“We probably need to be a bit more clinical nearer the try-line and finishing the opportunities we had,” said Rimene. “We probably had two chances against Germany and had the opportunity to stop PNG from scoring but they pretty much ran the length of the field.
“We can’t do much about it now, anyway. There are positives as well. When we retain the ball and play our game we can do damage to teams.”
Hong Kong coach Paul John said the players put themselves under pressure with a number of unnecessary errors.
“We missed that tackle at the end, the boys worked really hard but they made some simple errors and we made it difficult for ourselves,” said John.
Against PNG, Hong Kong fought back brilliantly after being two tries down – helped by the sinbinning of Henry Kalua – with Salom Yiu Kam-shing and Cado Lee keeping the home side in the game before Michael Coverdale touched down to give them a 21-15 lead.
Yiu and Jamie Hood scored Hong Kong’s tries against Germany. Yiu had given Hong Kong the lead but Germany replied with two converted tries before Hood scored in the fourth minute of the second half.
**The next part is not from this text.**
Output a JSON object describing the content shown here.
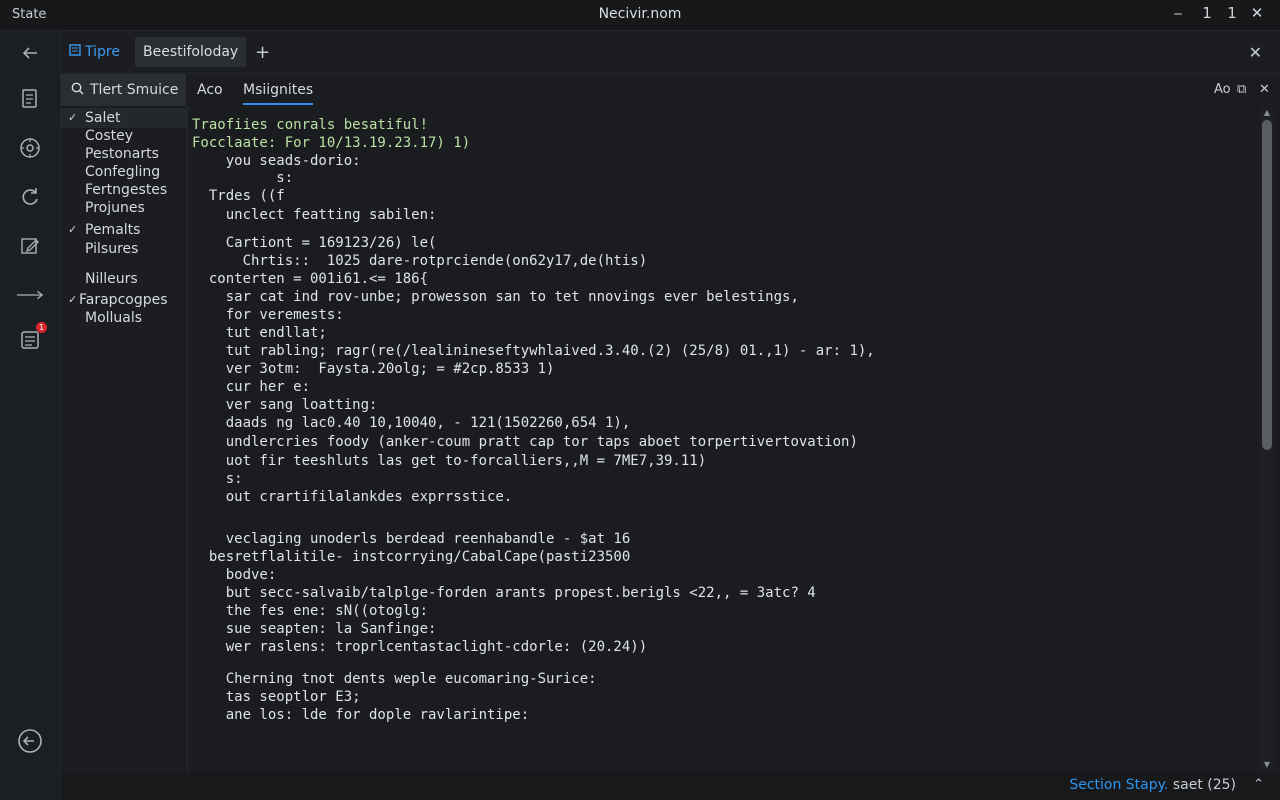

Hong Kong piled on the pressure trying to overcome the two-point deficit but despite a number of breaks were unable to apply the finishing touch.